The PRA was created by the Financial Services Act (2012) and is part of the Bank of England. The Bank set out how it intends to regulate insurers in the 2014 PRA approach documents.

Frequently Asked Questions on insurance regulation

 

 

How does the PRA regulate insurers?
The UK insurance industry is the third largest in the world and the largest in Europe. The PRA regulates all insurance business in the UK. That includes general insurers who provide services like motor and home insurance, life insurers who provide pensions and annuities, and the Lloyds of London market. There are around 500 insurers operating in the UK.
 
The PRA places the greatest focus on the firms who present the greatest risks, such as those with a large number of policyholders and insurers offering complex products.
 

 

How is insurance regulation divided between the PRA and the Financial Conduct Authority (FCA)?
The focus for the PRA is the financial soundness of insurers - ensuring that firms can pay valid claims if and when they fall due.
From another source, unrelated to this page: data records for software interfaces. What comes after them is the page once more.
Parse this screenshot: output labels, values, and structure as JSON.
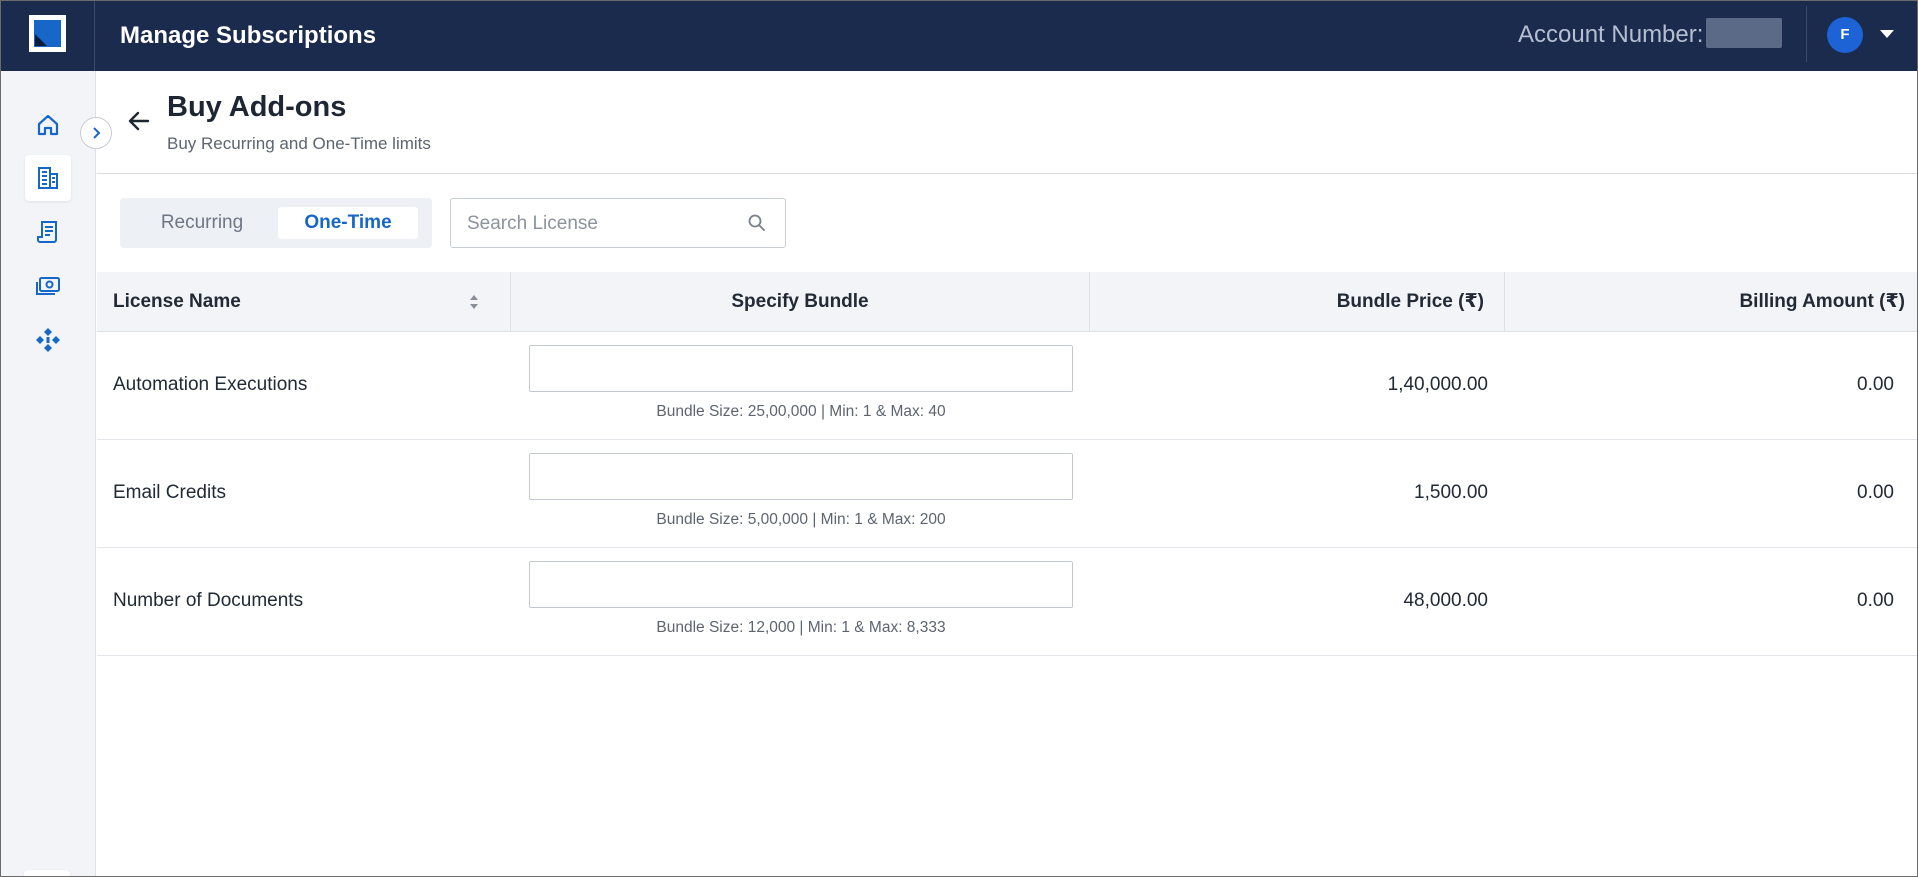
{
  "header": {
    "app_title": "Manage Subscriptions",
    "account_label": "Account Number:",
    "avatar_initial": "F"
  },
  "sidebar": {
    "items": [
      {
        "icon": "home-icon",
        "active": false
      },
      {
        "icon": "building-icon",
        "active": true
      },
      {
        "icon": "invoice-icon",
        "active": false
      },
      {
        "icon": "payment-icon",
        "active": false
      },
      {
        "icon": "integration-icon",
        "active": false
      }
    ],
    "bottom_icon": "mail-icon"
  },
  "page": {
    "title": "Buy Add-ons",
    "subtitle": "Buy Recurring and One-Time limits"
  },
  "tabs": {
    "recurring": "Recurring",
    "one_time": "One-Time",
    "selected": "One-Time"
  },
  "search": {
    "placeholder": "Search License",
    "value": ""
  },
  "table": {
    "columns": {
      "license_name": "License Name",
      "specify_bundle": "Specify Bundle",
      "bundle_price": "Bundle Price (₹)",
      "billing_amount": "Billing Amount (₹)"
    },
    "rows": [
      {
        "name": "Automation Executions",
        "bundle_value": "",
        "hint": "Bundle Size: 25,00,000 | Min: 1 & Max: 40",
        "price": "1,40,000.00",
        "amount": "0.00"
      },
      {
        "name": "Email Credits",
        "bundle_value": "",
        "hint": "Bundle Size: 5,00,000 | Min: 1 & Max: 200",
        "price": "1,500.00",
        "amount": "0.00"
      },
      {
        "name": "Number of Documents",
        "bundle_value": "",
        "hint": "Bundle Size: 12,000 | Min: 1 & Max: 8,333",
        "price": "48,000.00",
        "amount": "0.00"
      }
    ]
  },
  "colors": {
    "topbar": "#1b2b4d",
    "accent": "#1767c9",
    "avatar": "#1d63d5"
  }
}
The focus of the FCA is the fair treatment of customers.
 

 

How does the PRA's regulation of insurers differ to that of banks?
The PRA regulates firms according to the level of risk that they pose, looking at how much money they have, systems and controls, management and culture. The PRA and wider Bank understand that insurers are different to banks, both in the way that they deal with customers and the way they are organised, so they have to be supervised differently.
 
Insurers have a different relationship with their customers compared to banks. Insurance firms often give cover for longer periods, especially when providing pensions or retirement incomes.
 

 

Will policyholders be better protected?
Policyholders will be better protected because the PRA has a specific objective to ensure an appropriate degree of policyholder protection.

This means that the Bank works to ensure that long-term savings are protected. Policyholders can continue to save for the long term to provide an income in old age.

The PRA will work to ensure continuity of cover so that valid claims continue to be paid if and when they fall due. This is particularly important as insurance cover is often needed when policyholders are at their most vulnerable.
Share